The first time F1 has competed around the streets of the Azerbaijan capital city, though the circuit has drawn attention for its challenging layout, it was the kerbs that would prove the biggest teething issue for organisers after Pirelli reported cuts in the left-rear tyres after FP1.

Identified as being caused by the bolts in the kerbs not being drilled down far enough, modifications took place between the sessions and overnight to ensure there was to be no repeat. Indeed, though there were no tyre failures as a result of the oversight, Pirelli says nearly each left-rear was damaged.

"They investigated the kerbs after our information that we found, on most of the tyres used in the last part of FP1, some cuts on the left rear tyres," said Mario Isola. "I don't have the number but I can say 90% of the cars, so it was a good indication that something had to be investigated.

"All the cuts were in a certain position so they were more or less all the same and we informed immediately Charlie Whiting and he reacted immediately. He went out just before the GP2 qualifying session, checking all the kerbs on the left side of the car and he found a couple of them where the small bolts had come out. They fixed it, but they had to postpone the qualifying session for GP2, and I think they are going to also work on it tonight to have a final solution. In FP2, we checked the tyres used and we didn't find anything so everything is okay now.

With modifications to the circuit overnight including an extended pit-entry and the removal of some kerbs altogether, Isola admits the cuts were 'quite deep'.

"They were quite deep on the tread, touching the construction, but we didn't have any tyre failures or air loss, so it's something we have to fix but nothing happened.

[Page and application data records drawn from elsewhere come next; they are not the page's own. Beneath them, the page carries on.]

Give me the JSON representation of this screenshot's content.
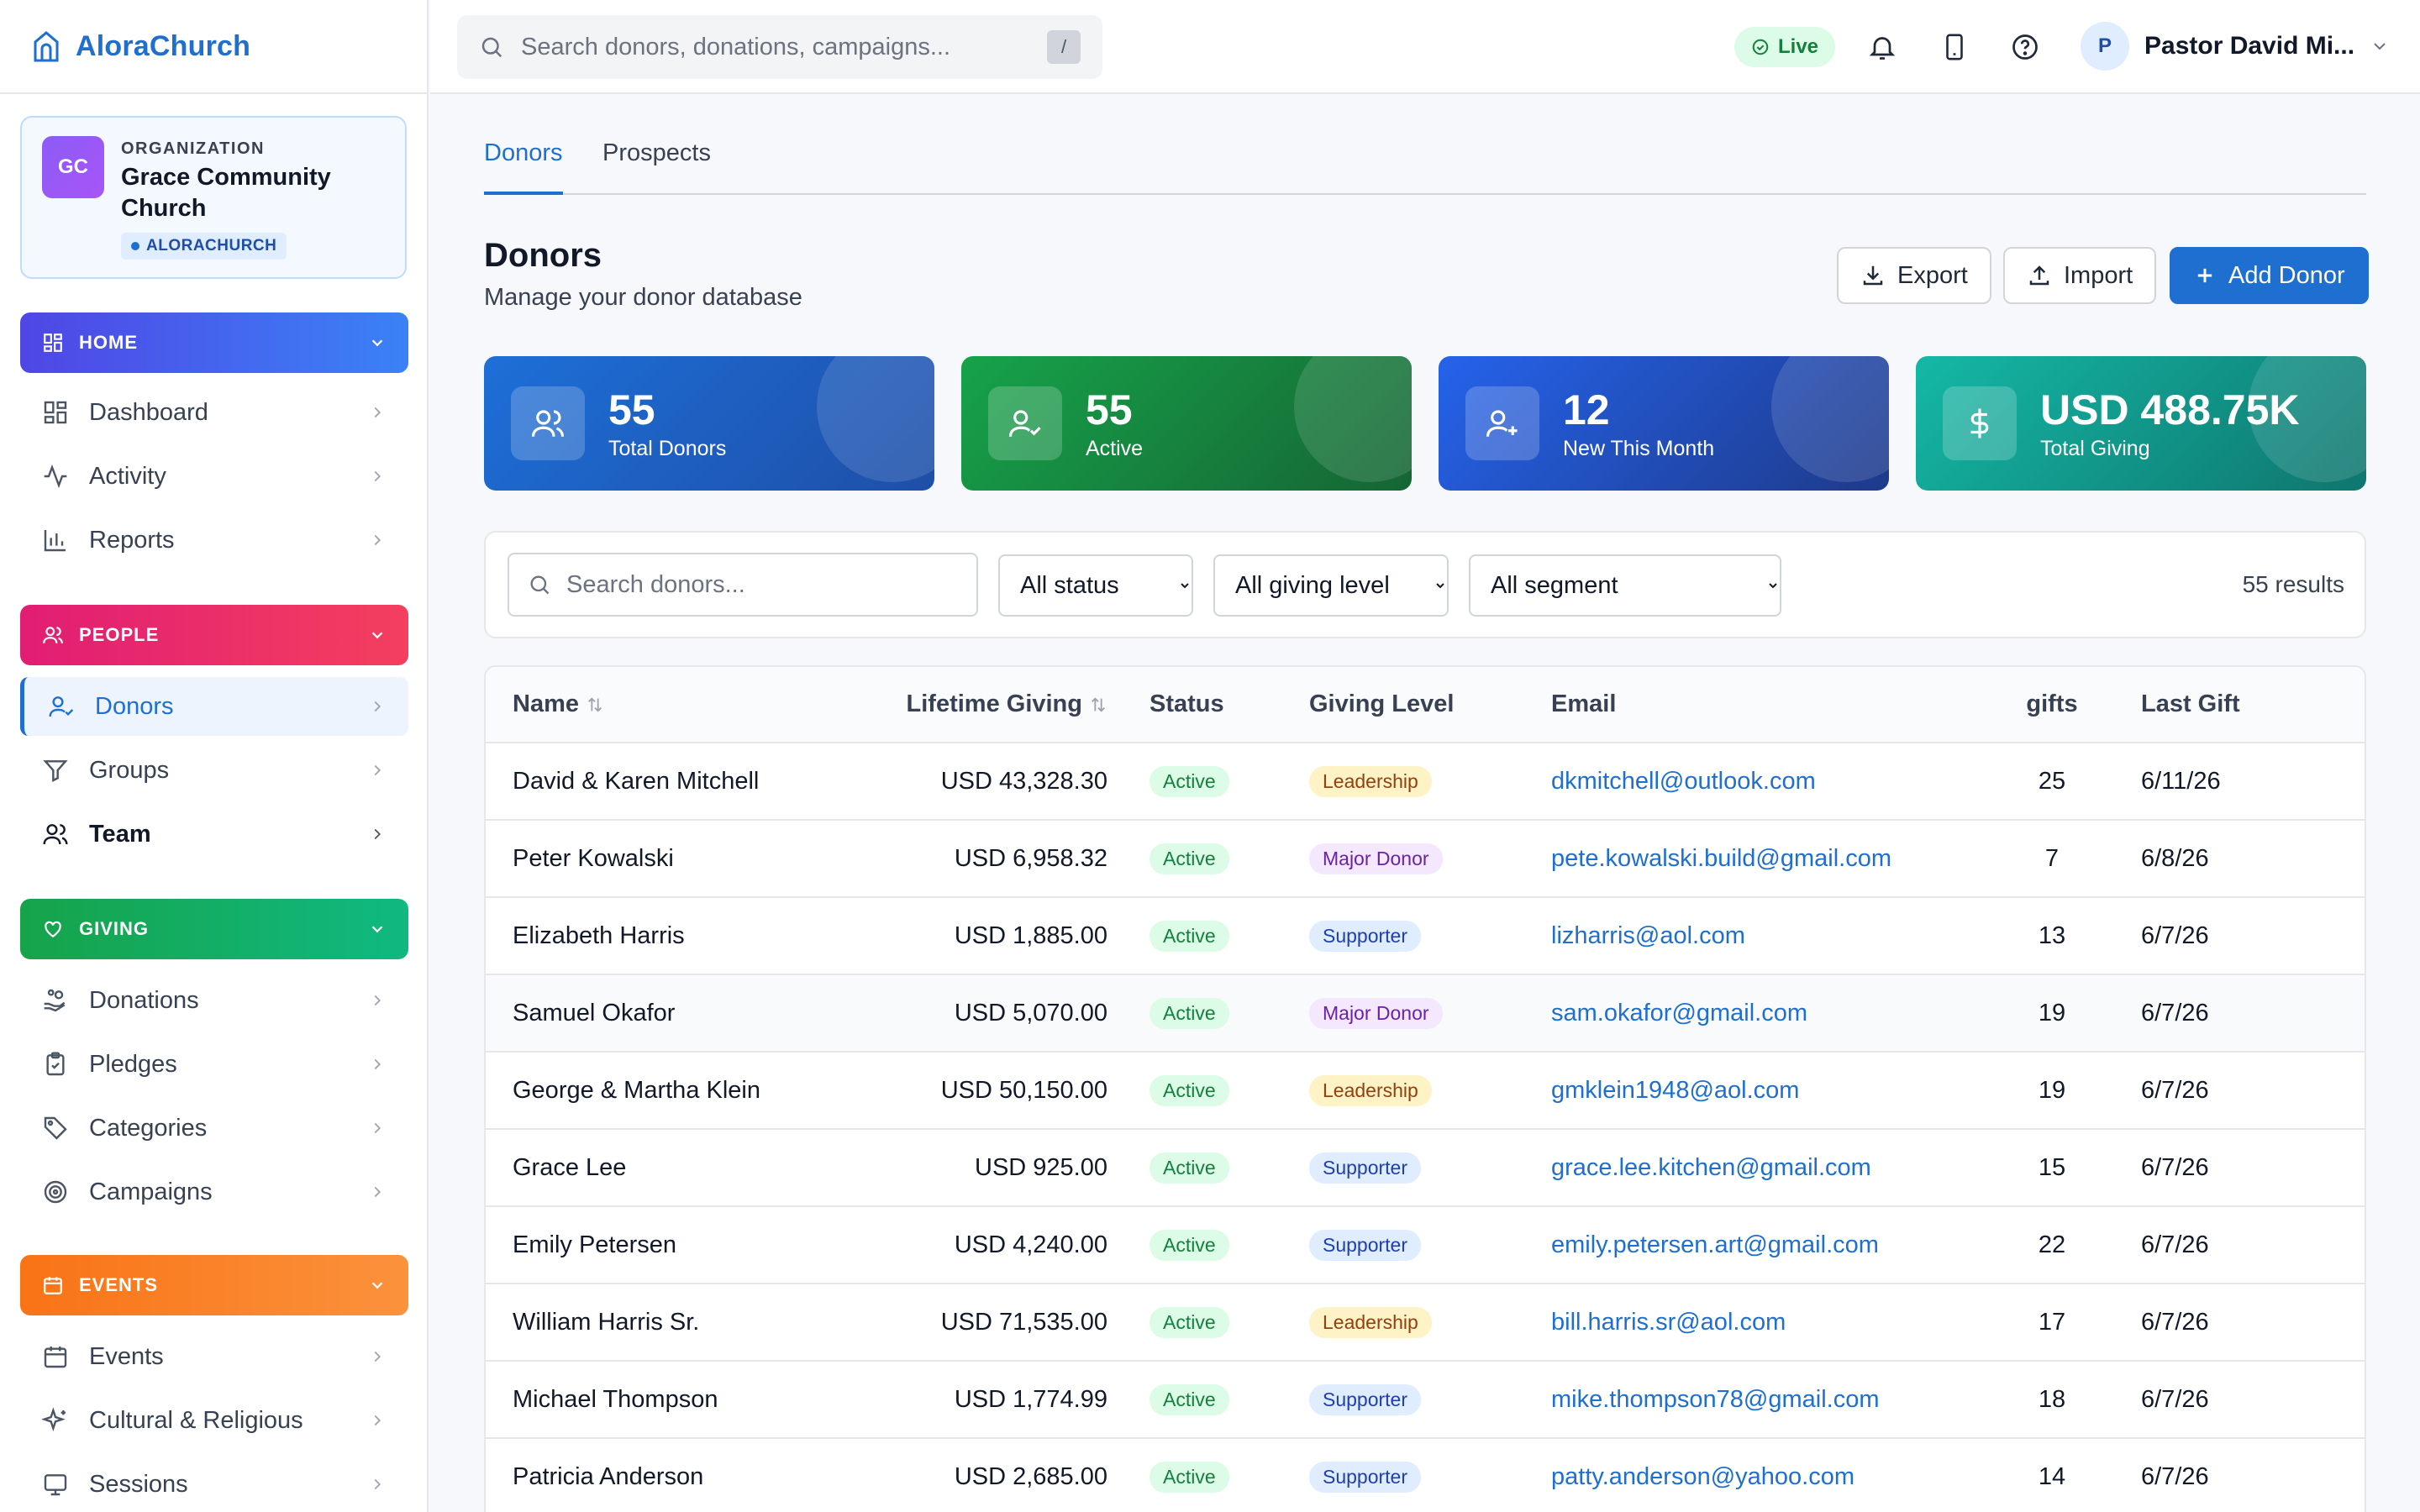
{
  "brand": {
    "name": "AloraChurch"
  },
  "org": {
    "initials": "GC",
    "kicker": "ORGANIZATION",
    "name": "Grace Community Church",
    "tag": "ALORACHURCH"
  },
  "sidebar": {
    "sections": [
      {
        "label": "HOME",
        "items": [
          "Dashboard",
          "Activity",
          "Reports"
        ]
      },
      {
        "label": "PEOPLE",
        "items": [
          "Donors",
          "Groups",
          "Team"
        ]
      },
      {
        "label": "GIVING",
        "items": [
          "Donations",
          "Pledges",
          "Categories",
          "Campaigns"
        ]
      },
      {
        "label": "EVENTS",
        "items": [
          "Events",
          "Cultural & Religious",
          "Sessions"
        ]
      }
    ],
    "active_item": "Donors"
  },
  "topbar": {
    "search_placeholder": "Search donors, donations, campaigns...",
    "shortcut": "/",
    "live": "Live",
    "user_initial": "P",
    "user_name": "Pastor David Mi..."
  },
  "tabs": [
    "Donors",
    "Prospects"
  ],
  "page": {
    "title": "Donors",
    "subtitle": "Manage your donor database",
    "export": "Export",
    "import": "Import",
    "add": "Add Donor"
  },
  "stats": [
    {
      "value": "55",
      "label": "Total Donors",
      "icon": "users-icon"
    },
    {
      "value": "55",
      "label": "Active",
      "icon": "user-check-icon"
    },
    {
      "value": "12",
      "label": "New This Month",
      "icon": "user-plus-icon"
    },
    {
      "value": "USD 488.75K",
      "label": "Total Giving",
      "icon": "dollar-icon"
    }
  ],
  "filters": {
    "search_placeholder": "Search donors...",
    "status": "All status",
    "giving_level": "All giving level",
    "segment": "All segment",
    "results": "55 results"
  },
  "table": {
    "headers": [
      "Name",
      "Lifetime Giving",
      "Status",
      "Giving Level",
      "Email",
      "gifts",
      "Last Gift"
    ],
    "rows": [
      [
        "David & Karen Mitchell",
        "USD 43,328.30",
        "Active",
        "Leadership",
        "dkmitchell@outlook.com",
        "25",
        "6/11/26"
      ],
      [
        "Peter Kowalski",
        "USD 6,958.32",
        "Active",
        "Major Donor",
        "pete.kowalski.build@gmail.com",
        "7",
        "6/8/26"
      ],
      [
        "Elizabeth Harris",
        "USD 1,885.00",
        "Active",
        "Supporter",
        "lizharris@aol.com",
        "13",
        "6/7/26"
      ],
      [
        "Samuel Okafor",
        "USD 5,070.00",
        "Active",
        "Major Donor",
        "sam.okafor@gmail.com",
        "19",
        "6/7/26"
      ],
      [
        "George & Martha Klein",
        "USD 50,150.00",
        "Active",
        "Leadership",
        "gmklein1948@aol.com",
        "19",
        "6/7/26"
      ],
      [
        "Grace Lee",
        "USD 925.00",
        "Active",
        "Supporter",
        "grace.lee.kitchen@gmail.com",
        "15",
        "6/7/26"
      ],
      [
        "Emily Petersen",
        "USD 4,240.00",
        "Active",
        "Supporter",
        "emily.petersen.art@gmail.com",
        "22",
        "6/7/26"
      ],
      [
        "William Harris Sr.",
        "USD 71,535.00",
        "Active",
        "Leadership",
        "bill.harris.sr@aol.com",
        "17",
        "6/7/26"
      ],
      [
        "Michael Thompson",
        "USD 1,774.99",
        "Active",
        "Supporter",
        "mike.thompson78@gmail.com",
        "18",
        "6/7/26"
      ],
      [
        "Patricia Anderson",
        "USD 2,685.00",
        "Active",
        "Supporter",
        "patty.anderson@yahoo.com",
        "14",
        "6/7/26"
      ]
    ]
  },
  "colors": {
    "accent": "#1e6fd0",
    "home": "#4f46e5",
    "people": "#e11d74",
    "giving": "#16a34a",
    "events": "#f97316"
  }
}
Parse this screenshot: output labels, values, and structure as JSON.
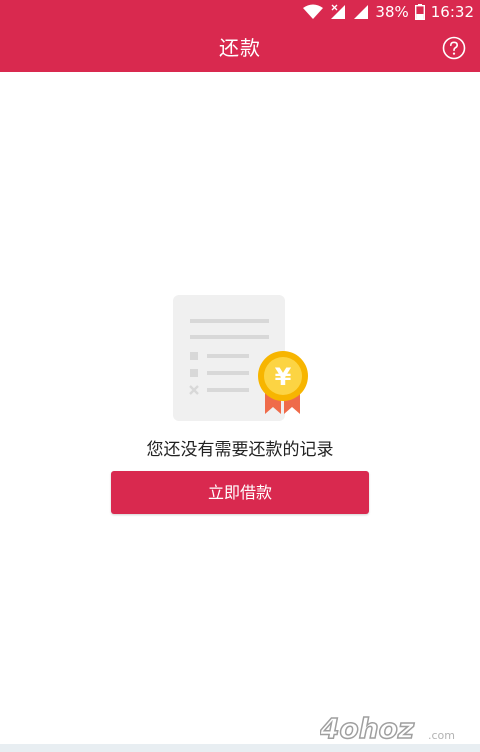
{
  "status_bar": {
    "battery": "38%",
    "time": "16:32"
  },
  "header": {
    "title": "还款",
    "help_icon": "help-circle-icon"
  },
  "empty_state": {
    "illustration_icon": "document-coin-badge-icon",
    "currency_symbol": "¥",
    "message": "您还没有需要还款的记录"
  },
  "actions": {
    "borrow_label": "立即借款"
  },
  "watermark": {
    "text": "4ohoz.com"
  },
  "colors": {
    "accent": "#d9294f",
    "coin": "#f7b500",
    "ribbon": "#ef6b4a",
    "document": "#f0f0f0"
  }
}
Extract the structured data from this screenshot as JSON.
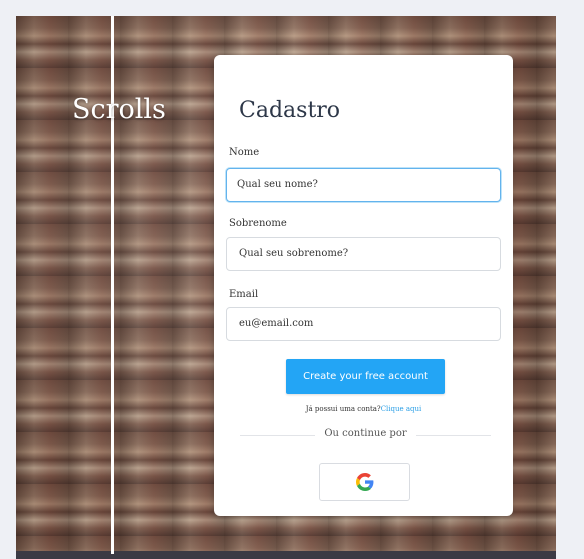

"It's not my job to say if the drivers were lucky or not! Of course, we are here to make sure everything is running in the right way but as soon as any of our engineers give us information that they see something strange on the tyre, we go and check and we have a direct link to the FIA to be sure that we react quickly so that was exactly what happened."